And there are those who ... don’t. Those who put up with our family dynamics and don’t necessarily spend the time examining what is so terribly difficult about our particular dysfunctional family. Not that yours is any more dysfunctional than others (unless, of course, it is), but more so that all families are dysfunctional in their own particular ways.
And hey look, it’s the holidays. Joy and peace and glitter and light, right?
Well, not for so many of us who return to the place where we grew up (a.k.a. “home”) for the holidays. At best, we are cordial ... and the rest of our lives are completely invisible. At worst, we are bullied, manipulated, guilt-tripped, misunderstood, misrepresented. How do we get through these winter holidays?
First of all, ask yourself: Do you really want to go back there?
The answer might be no. And that’s okay. You don’t have to, regardless of what your mother or father or grandma might have to say about it. You have another life now. You another home, a new home, a home you may have even lived in longer for the time that you lived “at home,” in the place where you grew up. And you have another family, your chosen family of queers and kinksters and whatever particular kinds of weirdoes that you are.
You could stay home! And have your own holidays! Here’s how you do that:
1. Investigate Who’s Staying
Start asking your friends who’s staying in town and not returning to the place where they grew up a month or so in advance of the holidays. Most folks know in advance, especially if it takes plane tickets to return. Take an inventory. Gather some names. Start thinking about what you could do together.
2. Make Your Own Traditions
What were your favorite things about the holidays? The large varieties of cookies? Maybe you could organize a cookie exchange. Getting a big thermos of hot chocolate and going around to look at the holiday lights? I bet you could figure out how to do that in your own town. The Yule tree? A fireplace to gather around? A big holiday dinner? Going caroling? Whatever you like most, see if you can’t reproduce it.
But If You Do Return ...
1. Take a Co-Conspirator
Bring someone from your kinky queer anarchist beautiful life back to the place where you grew up. Seeing your town through their eyes, and you’ll have someone to process the particular crazy of your family after witnessing whatever happens after the spiked eggnog gets busted out. (Note: Take someone reliable, calm, and easy-going.)
2. If You Can’t Take a Co-Conspirator, Find a Buddy
If you are returning by yourself, rack your brain to see who is still in the area that you can call on for drinks, coffee dates, whatever you might need. Your favorite cousin? Your sister? Your best friend from high school? If there’s nobody left in your town, see if you can find a few of your best buds in your new home, your real home, to be available by phone for consults and bitch sessions.
3. Make Time For Yourself
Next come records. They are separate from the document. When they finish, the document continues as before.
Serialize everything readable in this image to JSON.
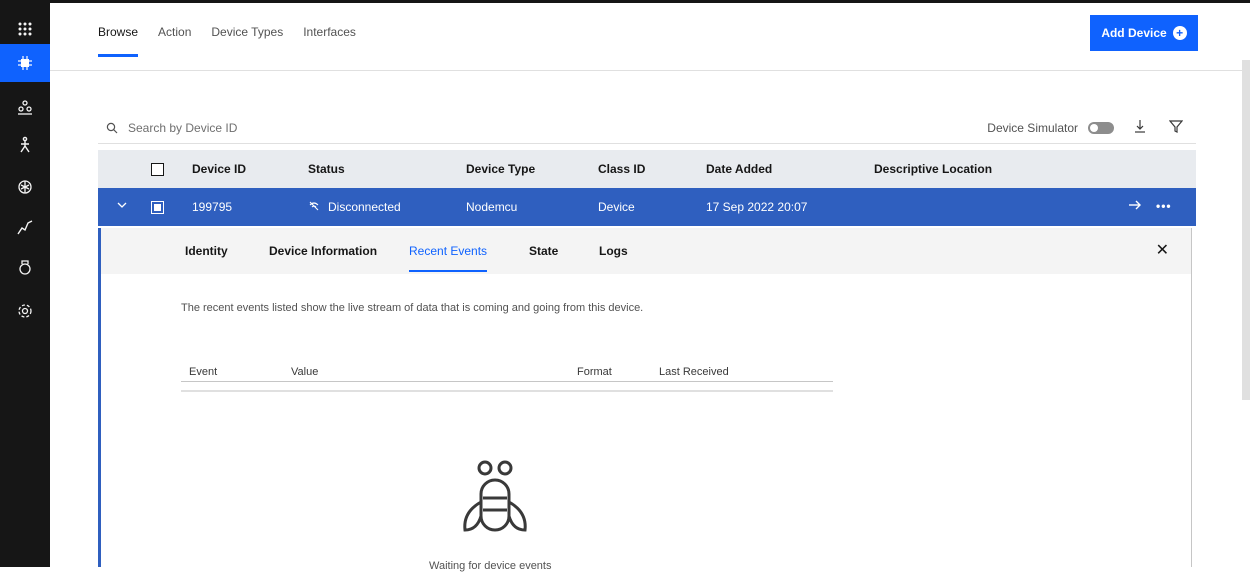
{
  "rail": {
    "items": [
      {
        "icon": "app-switcher-icon"
      },
      {
        "icon": "devices-chip-icon",
        "active": true
      },
      {
        "icon": "members-icon"
      },
      {
        "icon": "rules-icon"
      },
      {
        "icon": "security-icon"
      },
      {
        "icon": "usage-icon"
      },
      {
        "icon": "data-management-icon"
      },
      {
        "icon": "settings-icon"
      }
    ]
  },
  "tabs": {
    "browse": "Browse",
    "action": "Action",
    "device_types": "Device Types",
    "interfaces": "Interfaces"
  },
  "add_device": "Add Device",
  "search": {
    "placeholder": "Search by Device ID"
  },
  "simulator_label": "Device Simulator",
  "table": {
    "headers": {
      "device_id": "Device ID",
      "status": "Status",
      "device_type": "Device Type",
      "class_id": "Class ID",
      "date_added": "Date Added",
      "descriptive_location": "Descriptive Location"
    },
    "row": {
      "device_id": "199795",
      "status": "Disconnected",
      "device_type": "Nodemcu",
      "class_id": "Device",
      "date_added": "17 Sep 2022 20:07"
    }
  },
  "detail": {
    "tabs": {
      "identity": "Identity",
      "device_information": "Device Information",
      "recent_events": "Recent Events",
      "state": "State",
      "logs": "Logs"
    },
    "description": "The recent events listed show the live stream of data that is coming and going from this device.",
    "events_table": {
      "event": "Event",
      "value": "Value",
      "format": "Format",
      "last_received": "Last Received"
    },
    "empty_text": "Waiting for device events"
  },
  "colors": {
    "primary": "#0f62fe",
    "selected_row": "#2f5fbf",
    "rail_bg": "#161616"
  }
}
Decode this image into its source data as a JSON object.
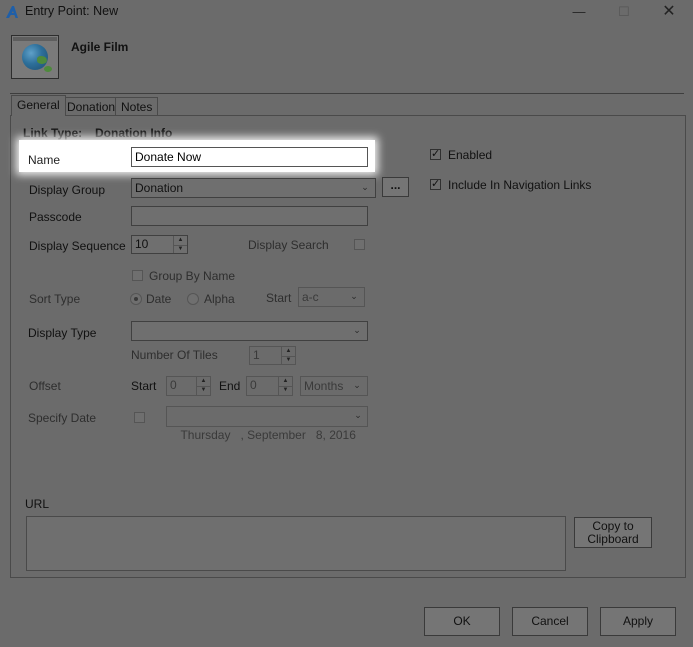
{
  "window": {
    "title": "Entry Point: New",
    "min_glyph": "—",
    "max_glyph": "☐",
    "close_glyph": "✕"
  },
  "header": {
    "title": "Agile Film"
  },
  "tabs": [
    {
      "label": "General",
      "active": true
    },
    {
      "label": "Donation",
      "active": false
    },
    {
      "label": "Notes",
      "active": false
    }
  ],
  "general": {
    "link_type_label": "Link Type:",
    "link_type_value": "Donation Info",
    "name_label": "Name",
    "name_value": "Donate Now",
    "display_group_label": "Display Group",
    "display_group_value": "Donation",
    "browse_button": "...",
    "passcode_label": "Passcode",
    "passcode_value": "",
    "display_sequence_label": "Display Sequence",
    "display_sequence_value": "10",
    "display_search_label": "Display Search",
    "group_by_name_label": "Group By Name",
    "sort_type_label": "Sort Type",
    "sort_date_label": "Date",
    "sort_alpha_label": "Alpha",
    "start_label": "Start",
    "start_value": "a-c",
    "display_type_label": "Display Type",
    "display_type_value": "",
    "number_of_tiles_label": "Number Of Tiles",
    "number_of_tiles_value": "1",
    "offset_label": "Offset",
    "offset_start_label": "Start",
    "offset_start_value": "0",
    "offset_end_label": "End",
    "offset_end_value": "0",
    "offset_unit_value": "Months",
    "specify_date_label": "Specify Date",
    "date_value": "Thursday   , September   8, 2016",
    "enabled_label": "Enabled",
    "include_nav_label": "Include In Navigation Links",
    "url_label": "URL",
    "url_value": "",
    "copy_button": "Copy to Clipboard"
  },
  "footer": {
    "ok": "OK",
    "cancel": "Cancel",
    "apply": "Apply"
  },
  "icons": {
    "check": "✓",
    "chevron": "⌄",
    "spin_up": "▲",
    "spin_down": "▼"
  }
}
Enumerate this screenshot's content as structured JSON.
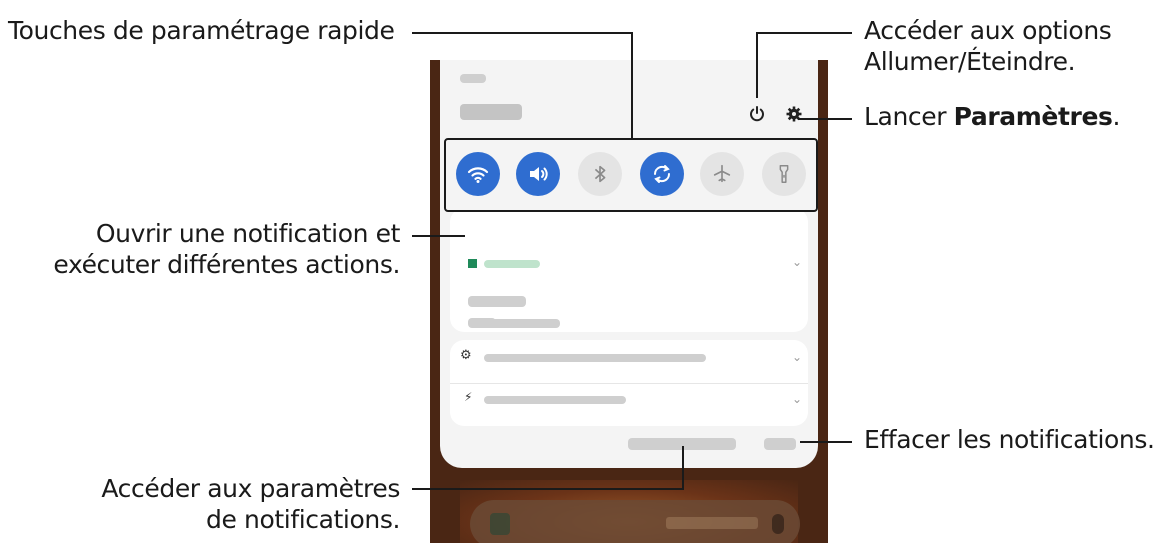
{
  "callouts": {
    "quick_settings": "Touches de paramétrage rapide",
    "power_options_line1": "Accéder aux options",
    "power_options_line2": "Allumer/Éteindre.",
    "settings_prefix": "Lancer ",
    "settings_bold": "Paramètres",
    "settings_suffix": ".",
    "open_notification_line1": "Ouvrir une notification et",
    "open_notification_line2": "exécuter différentes actions.",
    "notification_settings_line1": "Accéder aux paramètres",
    "notification_settings_line2": "de notifications.",
    "clear_notifications": "Effacer les notifications."
  },
  "phone": {
    "quick_settings": [
      {
        "icon": "wifi-icon",
        "state": "on"
      },
      {
        "icon": "sound-icon",
        "state": "on"
      },
      {
        "icon": "bluetooth-icon",
        "state": "off"
      },
      {
        "icon": "auto-rotate-icon",
        "state": "on"
      },
      {
        "icon": "airplane-mode-icon",
        "state": "off"
      },
      {
        "icon": "flashlight-icon",
        "state": "off"
      }
    ],
    "header_icons": [
      "power-icon",
      "settings-gear-icon"
    ],
    "colors": {
      "toggle_on": "#2f6dd0",
      "toggle_off": "#e4e4e4",
      "shade_bg": "#f4f4f4",
      "wallpaper": "#4a2614"
    }
  }
}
See if you can recreate some of the things you love about your life at home. Visit the town’s gay bar. Go to the gym; take in a yoga class. Make time to go to a coffee shop or bookstore and play on your laptop, complaining about your family on Facebook. Whatever you need to do, whatever makes you feel like you’re in your own element, and outside of their control.
4. Consider Their Perspective
If you are returning to your family of origin, to the place where you spent your childhood, your family probably loves you. You are probably in good enough standing with them (e.g., not disowned) that you know that they care for you, your well being, your life. They might not think that what you’re doing with your life will make you happy, but you know it does. They might not understand or agree with you, but you know better. Remember that they really do love you, and care about you, and want to spend time with you: they just don’t get it, and it’s possible they never will. That just might be the way it is, and it might help if you can accept that.
5. Watch Your Mouth
Because they might never actually get where you’re coming from, and because you might have radically different views, you might end up getting very frustrated and wanting to argue or disagree or scream. Consider this, and perhaps choose not to. Will it really help anything? Consider the option of watching your mouth and accepting that they don’t get it, and probably never will. This might mean staying sober through your days with your family. Radical, I know, but it might help you refrain from those extreme outbursts—which, if you think back on it, might not be quite as satisfying as they seem at the time.
6. Remember, You Aren’t Alone
Everyone has a hard time during the holidays. All of our families are difficult in their own ways, and though the popular rhetoric says it’s “the most wonderful time of the year,” for most of us it’s full of stress and pressure, obligations and over-budget spending, overeating and overdrinking. See what you can do to create your own holidays in a way that you love the most. If you are loving it, chances are the folks around you will see that, and your enthusiasm will be contagious.